Personal health + productivity + privacy
We also know this virus discriminates. People with diabetes, people who are obese, and people who have blood pressure issues are over 94% of the hospitalizations in New York City. And so in a sense, we have to figure out ways to protect these individuals. That is not to discriminate against them, but to empower them, and protect them. Israel, South Korea, and other countries are doing that. And it’s something we have to talk about here.
We have to do contact tracing. When an employee tests positive, I want to know who they interacted with. I want to know at business and at home because I can stop spreading the virus there. If I don’t do that, I don’t get aggressive about stopping the spread. And if I’m a business owner that means I’m putting myself at significant risk of potentially shutting down my whole company.
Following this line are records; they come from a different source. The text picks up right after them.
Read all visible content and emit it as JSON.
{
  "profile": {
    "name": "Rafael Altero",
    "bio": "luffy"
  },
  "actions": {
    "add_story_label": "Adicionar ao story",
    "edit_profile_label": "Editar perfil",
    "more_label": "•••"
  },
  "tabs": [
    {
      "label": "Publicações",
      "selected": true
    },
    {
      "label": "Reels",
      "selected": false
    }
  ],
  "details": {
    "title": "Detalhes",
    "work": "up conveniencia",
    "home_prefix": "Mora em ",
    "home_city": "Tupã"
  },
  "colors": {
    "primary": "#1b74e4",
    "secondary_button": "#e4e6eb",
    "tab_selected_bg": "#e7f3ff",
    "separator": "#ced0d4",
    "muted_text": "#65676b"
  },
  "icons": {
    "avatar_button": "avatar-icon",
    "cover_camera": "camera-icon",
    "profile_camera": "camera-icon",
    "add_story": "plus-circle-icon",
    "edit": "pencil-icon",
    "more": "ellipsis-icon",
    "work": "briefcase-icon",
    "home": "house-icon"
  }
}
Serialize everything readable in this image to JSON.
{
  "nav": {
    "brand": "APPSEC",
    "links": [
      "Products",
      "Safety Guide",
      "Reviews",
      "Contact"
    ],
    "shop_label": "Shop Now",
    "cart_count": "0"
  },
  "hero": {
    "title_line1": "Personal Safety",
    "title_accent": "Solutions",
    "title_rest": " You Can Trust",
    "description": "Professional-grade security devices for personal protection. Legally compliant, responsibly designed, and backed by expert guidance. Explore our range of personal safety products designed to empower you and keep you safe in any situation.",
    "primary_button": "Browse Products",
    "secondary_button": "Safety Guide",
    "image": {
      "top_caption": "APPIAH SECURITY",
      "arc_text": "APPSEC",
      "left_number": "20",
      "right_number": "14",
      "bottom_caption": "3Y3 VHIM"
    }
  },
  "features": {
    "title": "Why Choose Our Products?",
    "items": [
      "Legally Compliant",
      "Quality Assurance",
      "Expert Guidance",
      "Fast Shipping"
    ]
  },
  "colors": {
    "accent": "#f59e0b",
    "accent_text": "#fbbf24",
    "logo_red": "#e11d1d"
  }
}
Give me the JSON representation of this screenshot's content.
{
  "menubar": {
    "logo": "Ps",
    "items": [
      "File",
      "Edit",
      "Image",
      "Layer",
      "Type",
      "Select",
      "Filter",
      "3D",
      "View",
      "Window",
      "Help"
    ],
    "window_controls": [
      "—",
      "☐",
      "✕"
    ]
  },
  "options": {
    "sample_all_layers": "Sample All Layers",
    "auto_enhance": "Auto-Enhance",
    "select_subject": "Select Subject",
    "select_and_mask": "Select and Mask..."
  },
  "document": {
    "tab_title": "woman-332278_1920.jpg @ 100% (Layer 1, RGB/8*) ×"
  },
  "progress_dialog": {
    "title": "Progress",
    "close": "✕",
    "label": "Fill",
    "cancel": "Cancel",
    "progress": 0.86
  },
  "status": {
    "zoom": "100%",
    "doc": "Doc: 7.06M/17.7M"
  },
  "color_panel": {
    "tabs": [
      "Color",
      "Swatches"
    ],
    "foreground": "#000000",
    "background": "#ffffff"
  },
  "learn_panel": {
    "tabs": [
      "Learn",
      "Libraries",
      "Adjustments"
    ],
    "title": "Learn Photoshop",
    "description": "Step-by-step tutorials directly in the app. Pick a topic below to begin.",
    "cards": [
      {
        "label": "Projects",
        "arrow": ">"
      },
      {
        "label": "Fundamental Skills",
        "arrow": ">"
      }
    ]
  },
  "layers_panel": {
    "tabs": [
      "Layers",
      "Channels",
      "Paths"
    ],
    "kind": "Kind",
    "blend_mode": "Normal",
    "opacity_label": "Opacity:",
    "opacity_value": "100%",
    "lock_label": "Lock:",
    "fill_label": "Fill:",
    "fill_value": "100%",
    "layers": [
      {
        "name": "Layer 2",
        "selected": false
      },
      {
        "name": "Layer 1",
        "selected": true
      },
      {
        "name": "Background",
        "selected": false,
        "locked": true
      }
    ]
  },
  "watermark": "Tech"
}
So the challenges are privacy versus productivity and personal health versus privacy — and they intersect, right? But if we can collectively shut down the spread of the virus, each individual will be more protected. So contact tracing really has implications for the individual and the corporation as a whole.
I think we have to change our attitude, honestly. All of us need to step up and be part of the solution rather than part of the problem. In the same way, we need to ensure boundaries are there: that you’re not discriminated against based on any existing healthcare condition, or healthcare piece of data. And I think this is all achievable. We can actually make each of the stakeholders happy, but it requires discourse and it requires normalizing a new idea, something we’re not all yet comfortable with.
While many questions still remain, we hopefully will soon have more immunity testing available. This can help to open offices and keep employees safer, but we also have to move into an area where we feel more comfortable sharing anonymous personal health information. It may be key to creating safer spaces.
Related: Learn why companies should consider a Chief Health Officer.